[Web page and app entries]
:::
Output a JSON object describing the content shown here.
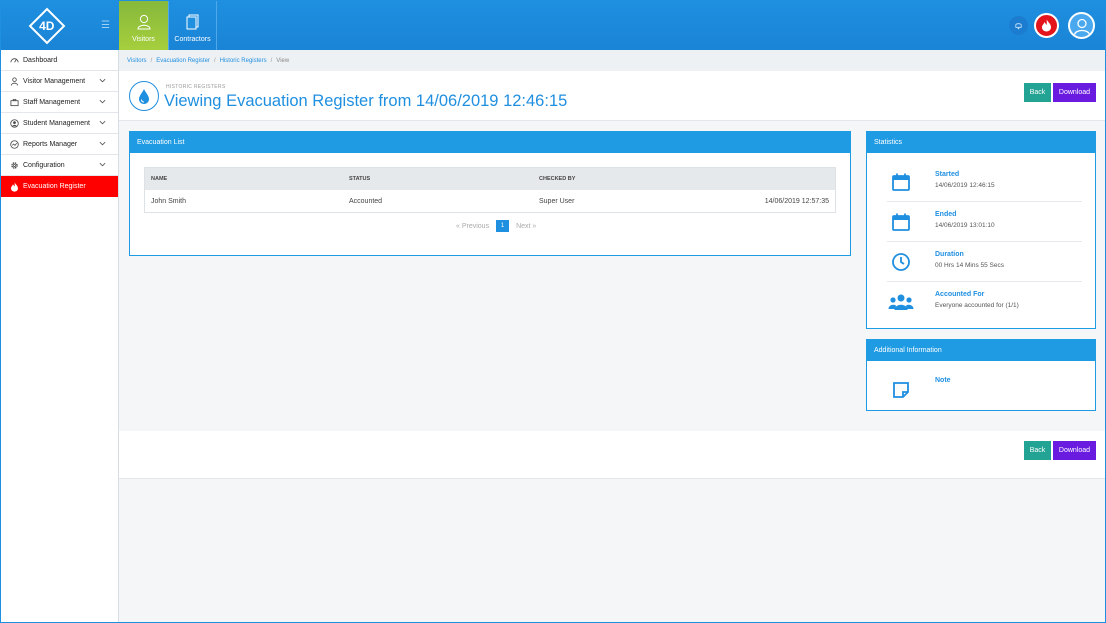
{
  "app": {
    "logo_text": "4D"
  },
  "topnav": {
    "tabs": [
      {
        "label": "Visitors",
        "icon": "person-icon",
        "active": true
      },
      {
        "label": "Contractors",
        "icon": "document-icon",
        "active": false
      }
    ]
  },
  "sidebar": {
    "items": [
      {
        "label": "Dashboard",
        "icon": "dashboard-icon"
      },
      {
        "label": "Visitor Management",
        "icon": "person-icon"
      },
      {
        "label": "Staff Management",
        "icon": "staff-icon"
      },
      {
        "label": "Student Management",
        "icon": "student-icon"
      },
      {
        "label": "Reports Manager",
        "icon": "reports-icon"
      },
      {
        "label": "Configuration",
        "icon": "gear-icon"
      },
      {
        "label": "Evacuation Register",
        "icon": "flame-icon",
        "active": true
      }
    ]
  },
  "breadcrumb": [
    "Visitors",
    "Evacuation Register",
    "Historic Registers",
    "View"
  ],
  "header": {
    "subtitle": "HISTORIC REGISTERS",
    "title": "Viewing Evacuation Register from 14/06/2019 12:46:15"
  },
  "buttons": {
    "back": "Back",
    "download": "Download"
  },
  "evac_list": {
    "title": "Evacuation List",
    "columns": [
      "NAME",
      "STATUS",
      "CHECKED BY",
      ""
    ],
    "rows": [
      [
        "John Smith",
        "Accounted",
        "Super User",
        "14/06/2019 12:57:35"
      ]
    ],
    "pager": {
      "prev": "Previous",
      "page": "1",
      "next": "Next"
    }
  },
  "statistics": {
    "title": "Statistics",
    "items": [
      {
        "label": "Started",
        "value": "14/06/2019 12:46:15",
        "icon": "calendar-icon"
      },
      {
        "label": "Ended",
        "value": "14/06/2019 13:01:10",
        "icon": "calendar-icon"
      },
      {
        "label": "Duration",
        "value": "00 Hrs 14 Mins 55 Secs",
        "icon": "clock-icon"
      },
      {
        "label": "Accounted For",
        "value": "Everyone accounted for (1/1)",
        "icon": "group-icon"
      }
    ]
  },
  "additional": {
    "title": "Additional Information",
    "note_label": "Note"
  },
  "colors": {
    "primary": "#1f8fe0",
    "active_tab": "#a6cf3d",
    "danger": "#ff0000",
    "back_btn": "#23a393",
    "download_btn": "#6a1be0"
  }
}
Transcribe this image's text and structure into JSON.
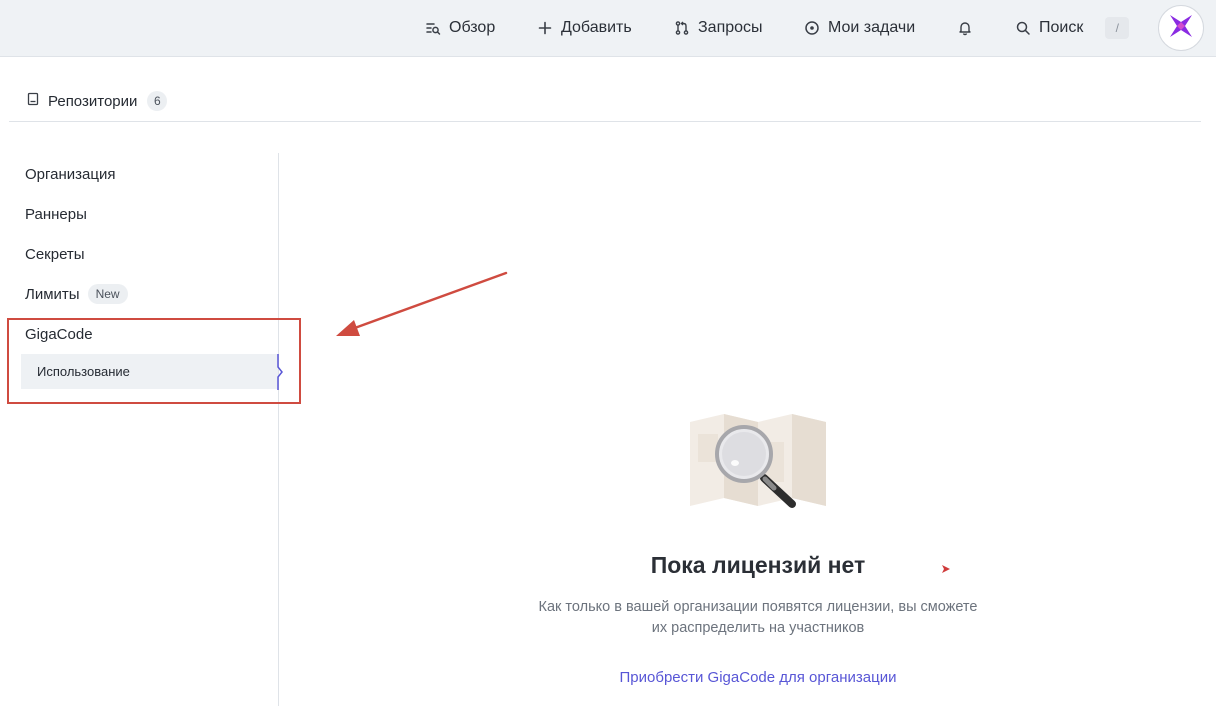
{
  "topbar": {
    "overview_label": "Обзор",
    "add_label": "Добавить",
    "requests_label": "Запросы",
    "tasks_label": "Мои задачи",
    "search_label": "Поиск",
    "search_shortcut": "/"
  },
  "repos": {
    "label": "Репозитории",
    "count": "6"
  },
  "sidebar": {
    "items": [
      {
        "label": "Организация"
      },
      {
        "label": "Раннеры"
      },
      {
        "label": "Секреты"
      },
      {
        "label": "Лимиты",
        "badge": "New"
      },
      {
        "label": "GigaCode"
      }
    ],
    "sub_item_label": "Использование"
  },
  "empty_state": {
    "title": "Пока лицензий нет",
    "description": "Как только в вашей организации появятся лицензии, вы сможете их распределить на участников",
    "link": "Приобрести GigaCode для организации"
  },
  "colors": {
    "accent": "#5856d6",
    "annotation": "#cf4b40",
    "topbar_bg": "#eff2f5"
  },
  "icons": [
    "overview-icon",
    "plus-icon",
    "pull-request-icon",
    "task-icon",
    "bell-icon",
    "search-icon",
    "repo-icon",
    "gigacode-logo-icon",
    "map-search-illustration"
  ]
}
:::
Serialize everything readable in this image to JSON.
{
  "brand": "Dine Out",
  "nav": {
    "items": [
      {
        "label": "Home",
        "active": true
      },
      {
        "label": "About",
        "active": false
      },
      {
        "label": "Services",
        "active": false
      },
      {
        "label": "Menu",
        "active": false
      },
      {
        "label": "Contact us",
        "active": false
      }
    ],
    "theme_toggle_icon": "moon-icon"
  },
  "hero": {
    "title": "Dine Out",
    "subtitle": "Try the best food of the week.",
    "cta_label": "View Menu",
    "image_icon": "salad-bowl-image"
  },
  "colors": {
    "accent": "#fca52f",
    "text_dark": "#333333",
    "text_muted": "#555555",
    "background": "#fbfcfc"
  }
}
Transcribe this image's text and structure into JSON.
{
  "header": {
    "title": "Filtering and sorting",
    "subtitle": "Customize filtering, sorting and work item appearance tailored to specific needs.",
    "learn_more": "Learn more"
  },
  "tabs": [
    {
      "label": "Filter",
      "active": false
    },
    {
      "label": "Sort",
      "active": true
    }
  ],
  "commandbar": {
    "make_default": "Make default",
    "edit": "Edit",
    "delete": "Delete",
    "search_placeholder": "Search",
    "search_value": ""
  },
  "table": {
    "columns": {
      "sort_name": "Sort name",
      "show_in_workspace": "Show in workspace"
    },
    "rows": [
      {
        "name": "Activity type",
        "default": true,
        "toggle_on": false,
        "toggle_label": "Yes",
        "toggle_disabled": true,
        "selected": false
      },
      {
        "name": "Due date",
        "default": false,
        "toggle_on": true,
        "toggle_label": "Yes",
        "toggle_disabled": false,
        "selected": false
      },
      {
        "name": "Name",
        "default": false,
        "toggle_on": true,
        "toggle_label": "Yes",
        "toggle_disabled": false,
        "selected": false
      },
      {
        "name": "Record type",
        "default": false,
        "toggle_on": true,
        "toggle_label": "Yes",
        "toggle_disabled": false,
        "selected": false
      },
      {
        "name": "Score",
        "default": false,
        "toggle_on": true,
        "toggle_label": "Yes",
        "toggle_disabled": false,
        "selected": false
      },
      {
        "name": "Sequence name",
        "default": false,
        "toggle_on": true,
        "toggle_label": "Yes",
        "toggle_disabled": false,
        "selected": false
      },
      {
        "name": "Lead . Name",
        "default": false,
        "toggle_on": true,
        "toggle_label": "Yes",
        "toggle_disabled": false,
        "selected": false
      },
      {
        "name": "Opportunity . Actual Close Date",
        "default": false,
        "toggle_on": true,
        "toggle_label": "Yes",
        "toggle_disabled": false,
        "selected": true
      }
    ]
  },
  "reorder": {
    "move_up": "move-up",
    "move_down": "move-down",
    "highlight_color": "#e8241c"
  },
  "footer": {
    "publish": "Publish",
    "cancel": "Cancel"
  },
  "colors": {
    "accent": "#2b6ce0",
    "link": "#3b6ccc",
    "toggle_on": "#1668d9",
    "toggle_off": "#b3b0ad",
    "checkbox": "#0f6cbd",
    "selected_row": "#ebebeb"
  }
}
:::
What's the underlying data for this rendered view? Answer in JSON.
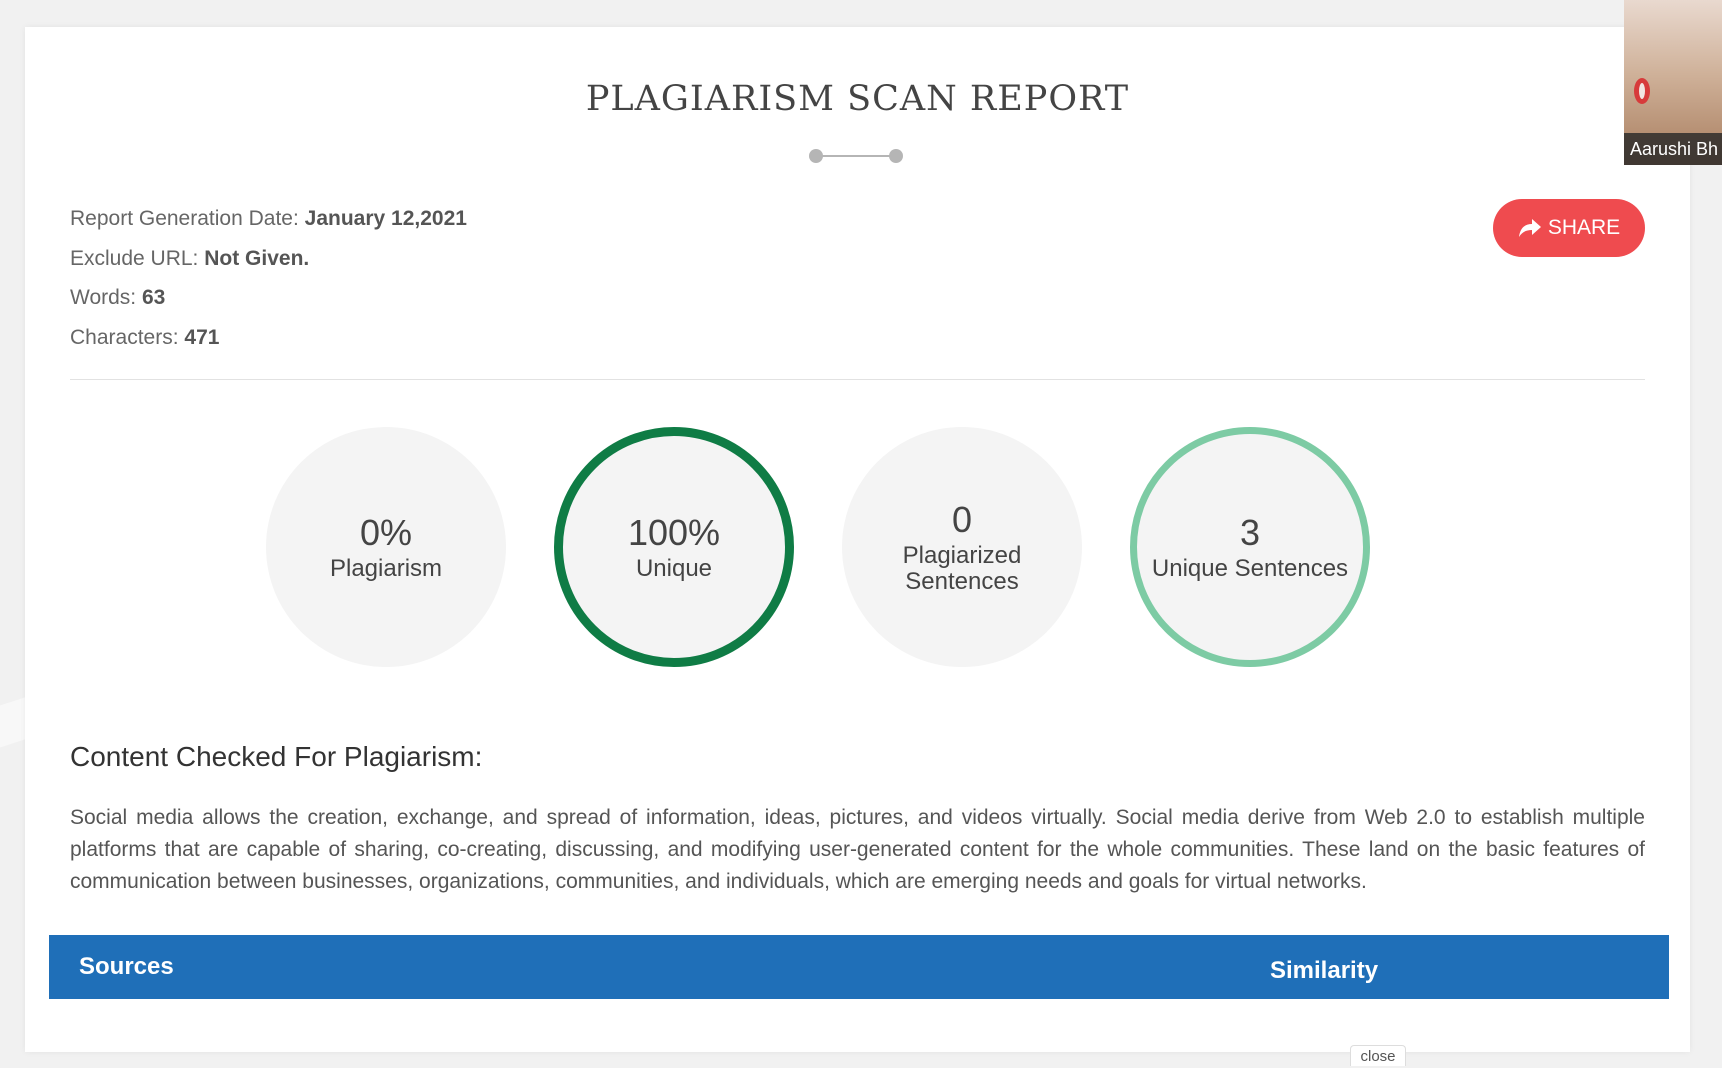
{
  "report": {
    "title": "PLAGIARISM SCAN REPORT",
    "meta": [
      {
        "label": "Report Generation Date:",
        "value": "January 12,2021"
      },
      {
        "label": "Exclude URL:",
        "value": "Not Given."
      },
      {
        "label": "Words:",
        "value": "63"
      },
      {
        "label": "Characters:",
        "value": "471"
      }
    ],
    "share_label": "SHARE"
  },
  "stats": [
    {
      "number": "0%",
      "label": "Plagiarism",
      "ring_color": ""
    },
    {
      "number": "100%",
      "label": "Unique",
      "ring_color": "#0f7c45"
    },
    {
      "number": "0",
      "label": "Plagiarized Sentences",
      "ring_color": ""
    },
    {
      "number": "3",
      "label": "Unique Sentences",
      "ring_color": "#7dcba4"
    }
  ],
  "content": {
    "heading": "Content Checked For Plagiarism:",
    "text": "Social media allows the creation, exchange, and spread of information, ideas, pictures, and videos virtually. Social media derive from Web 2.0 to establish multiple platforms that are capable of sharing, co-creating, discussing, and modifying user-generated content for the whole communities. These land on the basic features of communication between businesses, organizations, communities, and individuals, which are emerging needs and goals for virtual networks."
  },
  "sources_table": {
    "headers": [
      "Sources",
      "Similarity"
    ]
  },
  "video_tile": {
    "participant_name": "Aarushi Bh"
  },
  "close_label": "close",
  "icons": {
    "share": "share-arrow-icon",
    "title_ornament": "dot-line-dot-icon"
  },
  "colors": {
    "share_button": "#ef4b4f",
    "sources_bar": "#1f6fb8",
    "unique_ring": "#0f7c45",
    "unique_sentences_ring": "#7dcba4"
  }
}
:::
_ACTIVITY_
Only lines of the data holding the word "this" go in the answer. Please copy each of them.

_EXERCISE RESULT_
Transcribe this image's text and structure into JSON.
Serialize everything readable in this image to JSON.
Transcribe this image's text and structure into JSON.
What's the underlying data for this rendered view? Answer in JSON.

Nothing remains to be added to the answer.